• 77% of marketers say new customers acquired
• 73% say the number of new leads
• 67% say net increase in sales
• 29% say increase in purchase intent
• 22% say increase in purchase intent
• 21% say changes in “perceptual attributes”
Source: eMarketer.com, October 2009 study
Blogs, e-mail and Web site optimization most economical sources of leads. But watch PPC.
New research from Hubspot.com finds online channels deliver qualified sales leads for significantly less money than telemarketing, trade shows and direct mail. While Blogs, e-mail and Web site optimization (SEO) scored high on “relative cost per lead”, what caught our attention was that one third (32%) of marketers surveyed by Hubspot said pay-per-click (PPC) was also a relatively expensive way to acquire leads. More on that in future issues.
Relative cost per lead by channel
% of marketers who said “below average cost”
Blogs/social media *****************55%
Direct Mail *********34%
So what’s up with the stock market? The economy can’t get out of first gear. Unemployment’s at the highest level in 27 years.
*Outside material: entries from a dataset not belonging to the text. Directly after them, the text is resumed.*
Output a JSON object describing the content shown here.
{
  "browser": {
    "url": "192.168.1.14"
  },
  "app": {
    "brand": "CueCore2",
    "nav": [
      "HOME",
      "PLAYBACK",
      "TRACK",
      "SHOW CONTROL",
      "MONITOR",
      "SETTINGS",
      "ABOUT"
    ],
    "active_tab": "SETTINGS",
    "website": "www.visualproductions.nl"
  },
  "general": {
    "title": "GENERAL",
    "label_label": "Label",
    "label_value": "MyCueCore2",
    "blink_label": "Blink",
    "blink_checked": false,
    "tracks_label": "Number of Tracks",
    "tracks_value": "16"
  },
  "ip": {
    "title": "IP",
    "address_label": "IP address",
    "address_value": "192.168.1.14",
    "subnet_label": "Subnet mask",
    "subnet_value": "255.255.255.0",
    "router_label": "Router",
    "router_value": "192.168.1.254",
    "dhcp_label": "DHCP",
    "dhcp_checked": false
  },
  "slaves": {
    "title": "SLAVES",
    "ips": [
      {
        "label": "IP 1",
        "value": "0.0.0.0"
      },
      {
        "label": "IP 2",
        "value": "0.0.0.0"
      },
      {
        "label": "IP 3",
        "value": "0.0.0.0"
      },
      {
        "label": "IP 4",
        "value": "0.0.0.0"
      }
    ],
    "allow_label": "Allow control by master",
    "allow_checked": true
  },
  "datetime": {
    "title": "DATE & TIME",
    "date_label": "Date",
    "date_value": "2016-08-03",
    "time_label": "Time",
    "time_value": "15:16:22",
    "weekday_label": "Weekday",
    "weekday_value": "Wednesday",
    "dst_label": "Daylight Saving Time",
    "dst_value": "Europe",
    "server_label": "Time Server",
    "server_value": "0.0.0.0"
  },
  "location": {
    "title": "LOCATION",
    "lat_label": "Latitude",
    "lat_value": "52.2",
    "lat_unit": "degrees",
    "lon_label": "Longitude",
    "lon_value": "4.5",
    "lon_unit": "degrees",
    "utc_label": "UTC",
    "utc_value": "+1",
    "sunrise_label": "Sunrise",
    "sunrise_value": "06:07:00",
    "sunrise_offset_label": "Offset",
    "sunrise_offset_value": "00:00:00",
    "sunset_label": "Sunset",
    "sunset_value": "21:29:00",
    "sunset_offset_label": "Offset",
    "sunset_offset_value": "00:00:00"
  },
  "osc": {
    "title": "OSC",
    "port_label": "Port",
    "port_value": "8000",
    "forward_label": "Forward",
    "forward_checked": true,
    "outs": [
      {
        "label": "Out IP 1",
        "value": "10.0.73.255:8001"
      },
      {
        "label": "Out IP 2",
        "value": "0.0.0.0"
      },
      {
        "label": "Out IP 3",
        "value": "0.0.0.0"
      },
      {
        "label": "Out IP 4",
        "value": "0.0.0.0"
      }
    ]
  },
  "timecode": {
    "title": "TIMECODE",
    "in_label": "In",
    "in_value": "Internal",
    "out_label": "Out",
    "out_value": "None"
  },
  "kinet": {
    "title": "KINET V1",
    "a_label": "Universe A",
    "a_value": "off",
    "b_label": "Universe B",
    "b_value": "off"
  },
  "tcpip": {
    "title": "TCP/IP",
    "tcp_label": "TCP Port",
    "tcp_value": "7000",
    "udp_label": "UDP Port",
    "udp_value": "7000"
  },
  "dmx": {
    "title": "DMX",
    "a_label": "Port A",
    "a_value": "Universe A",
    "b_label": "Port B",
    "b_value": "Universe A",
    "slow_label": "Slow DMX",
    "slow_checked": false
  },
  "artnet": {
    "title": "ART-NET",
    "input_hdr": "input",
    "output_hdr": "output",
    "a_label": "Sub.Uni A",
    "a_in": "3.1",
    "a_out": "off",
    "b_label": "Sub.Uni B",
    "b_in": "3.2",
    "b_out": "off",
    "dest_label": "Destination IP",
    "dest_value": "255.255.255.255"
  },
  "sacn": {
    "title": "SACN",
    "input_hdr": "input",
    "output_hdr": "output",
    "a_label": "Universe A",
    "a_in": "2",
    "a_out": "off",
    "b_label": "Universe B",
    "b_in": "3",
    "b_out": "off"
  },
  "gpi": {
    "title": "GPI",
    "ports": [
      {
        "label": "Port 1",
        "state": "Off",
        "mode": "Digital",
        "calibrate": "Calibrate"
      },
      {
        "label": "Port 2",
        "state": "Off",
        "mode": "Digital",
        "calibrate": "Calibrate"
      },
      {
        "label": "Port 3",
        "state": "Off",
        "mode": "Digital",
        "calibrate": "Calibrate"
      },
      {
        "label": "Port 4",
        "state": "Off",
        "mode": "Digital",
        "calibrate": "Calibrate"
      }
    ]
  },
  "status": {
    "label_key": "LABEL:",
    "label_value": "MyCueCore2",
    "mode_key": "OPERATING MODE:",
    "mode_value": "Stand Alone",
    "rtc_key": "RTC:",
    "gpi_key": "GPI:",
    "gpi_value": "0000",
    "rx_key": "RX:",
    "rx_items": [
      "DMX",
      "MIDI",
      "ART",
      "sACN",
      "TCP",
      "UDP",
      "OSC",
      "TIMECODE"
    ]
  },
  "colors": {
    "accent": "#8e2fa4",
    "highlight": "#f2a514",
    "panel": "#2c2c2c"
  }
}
The dollar’s sinking like a stone and the stock market keeps going up. At last glance, The Dow closed the week at nearly 10,200, up more than 16 percent for the year and the S&P closed over 1,100, up more than 20 percent for the year.
Oddly, the same problem that worries many investors over the longer term is what encourages some for the short term: a soft economy. The reason is that an ailing economy requires the Federal Reserve to keep its short-term interest-rate targets near zero and continue pumping billions of dollars into the financial system. That is great for stocks because much of that money eventually finds its way into financial markets, and because cheap money keeps financing costs low and pushes corporate profits higher. Worries about whether government intervention would be enough to keep the economy growing have been one of the reasons behind the series of volatile up and down swings in late October and early November.
*** For a great take on the “Jobless Recovery” check out University of Chicago professor, Casey Mulligan’s blog on Economix.
Google acquisition of startup could jumpstart mobile ad category
Monday Google announced it has agreed to acquire mobile advertising startup AdMob for $750 million in stock. AdMob, whose clients include P&G, Adidas and Land Rover, is a leading seller of banner ads on iPhone apps and Web pages that can be retrieved from mobile phones. This deal will probably cement the viability of the much hyped mobile advertising business….still in its nascent stages at $160 million (source: Kelsey Group), less than one percent of the $23 billion in online ads in 2008 according to Internet Advertising Bureau.
While most of the mobile ads so far have been delivered by text message. Experts point to the growing popularity of the iPhone and other popular mobile devices, the ads will become more engaging and widespread. Analysts say Google already has an edge on its rivals Microsoft and Yahoo when it comes to ads linked to search queries via mobile. Expect Microsoft and Yahoo to look for deals with other mobile ad providers like JumpTap, Millenial Media and Quattro Wireless.
For advertising to work as we head into the second decade of the new millennium, it’s got to be measurable and prove it works. That said, the burden for accountability is a two way street. Publishers and Web site operators have to work more closely with their media partners to understand their marketing objectives, not meet monthly page or banner inventory quotas. On the flip side, marketers and their agencies need to do a better job of understanding their media partners’ audience, editorial tone and pulse. E-mailing generic spreadsheets or RFPs to media partners with 24 hours’ notice to get them done is not how great advertising or marketing gets done. And when it comes time to reconcile the success or failure of a campaign, both sides need real metrics, not self-serving “ad recall” surveys or click-based McMetrics to show ROI.
Let’s be a lot smarter, less greedy and more patient next decade.